Friday, January 1, 2010

Claims Procedure (Pages 33 - 35)

The trustees via the managing agent should manage claims. An insurance broker with experience in sectional title insurance matters can assist greatly when claims arise.

An example of a claims procedure (should be amended to suit individual body corpoarte needs):

Body Corporate of XYZ
Procedure : Claiming from Insurance

1. Report an incident / event to the body corporate (contact the managing agent on tel 011 123456) immediately and ask that your claim / possible claim be registered without delay. This must be done within 30 days otherwise the claim is prejudiced.
2. Obtain a claim form from the managing agent and complete this with as much information as possible. Include SAPS case number if applicable and copies of quotes (always 2 quotes) to repair damage / loss. Send this completed and signed claim form to the managing agent as soon as possible. Say two trustees or one trustee and the managing agent (if authorized to do so) should sign claim forms on behalf of the body corporate. Damage from within sections should also be signed by the owner.
3. If urgent that the damage be repaired immediately, try to get the managing agent to obtain authority to repair or get one of the trustees to use their discretion to authorize repair. Retain all salvage for assessment purposes.
4. Obtain opinion from the managing agent in respect of excesses, who would be liable etc so that there is no argument about who has to pay the excess when the contractor needs to get paid.
5. The insurance company will pay a claim (if accepted) less excess. The owner from whose unit the loss emanated may well need to carry this – depending on the management rules of that body corporate.
6. The claim will be paid directly to the body corporate (the insured) or the contractor repairing damage, depending on the express wish of the body corporate.
7. The individual owner should work via the managing agent or trustees.
8. If such a claim is repudiated, and the owner disagrees with such decision, the individual owner should write to the body corporate stating such and requesting that the trustees take up his disagreement with the insurer, asking that the claim be reconsidered. If the trustees agree and the insurer maintains their position, the trustees have recourse via the ombudsman for short term insurance.
9. Should the trustees disagree with the owner i.e. agree that the claim remain repudiated, the trustees may advise the owner who then would have to follow the dispute resolution process with the body corporate.
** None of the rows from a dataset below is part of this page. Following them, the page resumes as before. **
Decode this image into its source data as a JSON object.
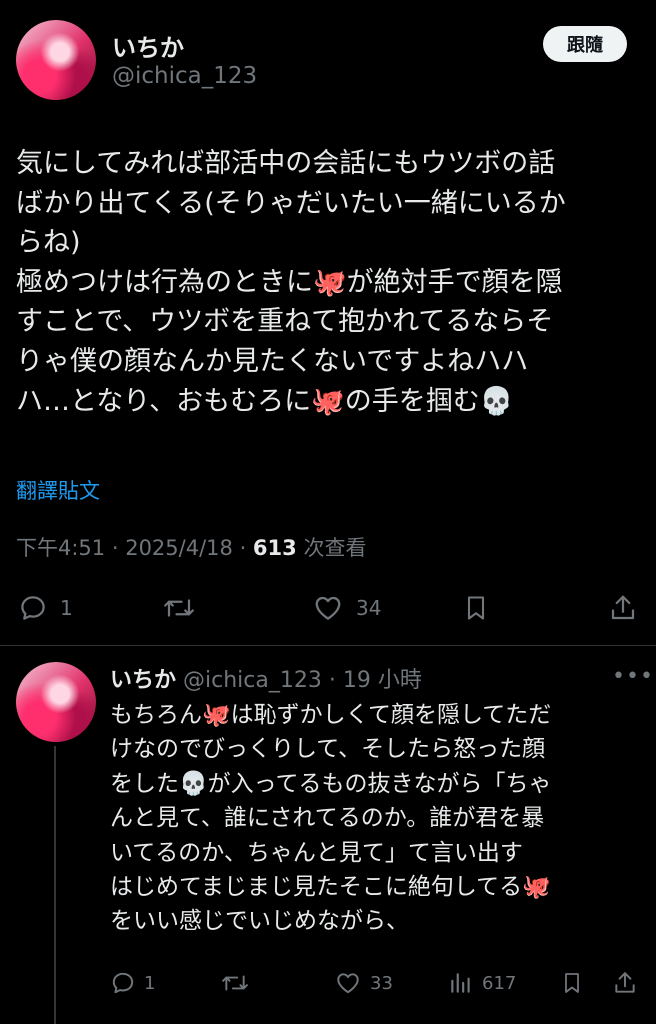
{
  "tweet": {
    "author_name": "いちか",
    "author_handle": "@ichica_123",
    "follow_label": "跟隨",
    "text_lines": [
      "気にしてみれば部活中の会話にもウツボの話",
      "ばかり出てくる(そりゃだいたい一緒にいるか",
      "らね)",
      "極めつけは行為のときに🐙が絶対手で顔を隠",
      "すことで、ウツボを重ねて抱かれてるならそ",
      "りゃ僕の顔なんか見たくないですよねハハ",
      "ハ…となり、おもむろに🐙の手を掴む💀"
    ],
    "translate_label": "翻譯貼文",
    "time": "下午4:51",
    "date": "2025/4/18",
    "views_count": "613",
    "views_label": "次查看",
    "replies": "1",
    "likes": "34"
  },
  "reply": {
    "author_name": "いちか",
    "author_handle": "@ichica_123",
    "age": "19 小時",
    "text_lines": [
      "もちろん🐙は恥ずかしくて顔を隠してただ",
      "けなのでびっくりして、そしたら怒った顔",
      "をした💀が入ってるもの抜きながら「ちゃ",
      "んと見て、誰にされてるのか。誰が君を暴",
      "いてるのか、ちゃんと見て」て言い出す",
      "はじめてまじまじ見たそこに絶句してる🐙",
      "をいい感じでいじめながら、"
    ],
    "replies": "1",
    "likes": "33",
    "views": "617"
  },
  "colors": {
    "background": "#000000",
    "text": "#e7e9ea",
    "muted": "#71767b",
    "link": "#1d9bf0",
    "follow_bg": "#eff3f4"
  },
  "icons": [
    "reply-icon",
    "retweet-icon",
    "like-icon",
    "bookmark-icon",
    "share-icon",
    "views-icon",
    "more-icon"
  ]
}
The owners should receive a copy of the claims procedure including the procedure to follow should they wish to dispute a claim, or dispute a claim repudiated by the insurer.

The body corporate has the insurable interest, i.e. is the insured as far as the insurer is concerned. Any dispute from an owner’s point of view would need to be taken up by the body corporate on that owner’s behalf. If the body corporate disagrees with that owner, it is my opinion that the dispute is then between the owner and the body corporate, not the individual owner and the insurer. The trustees do need to maintain control in the interests of all owners, however, the individual needs to be aware of his/her rights and the procedures to follow when he or she feels wronged.

More about insurance claims can be found at on the Claims Page or a scan of an article published in the First Quarter 2009 issue of Personal Finance magazine on

Questions and Answers about insurance and claims can be found on the forum section of and

Acknowledgement: Cartoon above by Colin Daniel of Personal Finance
From an article written by the author of this blog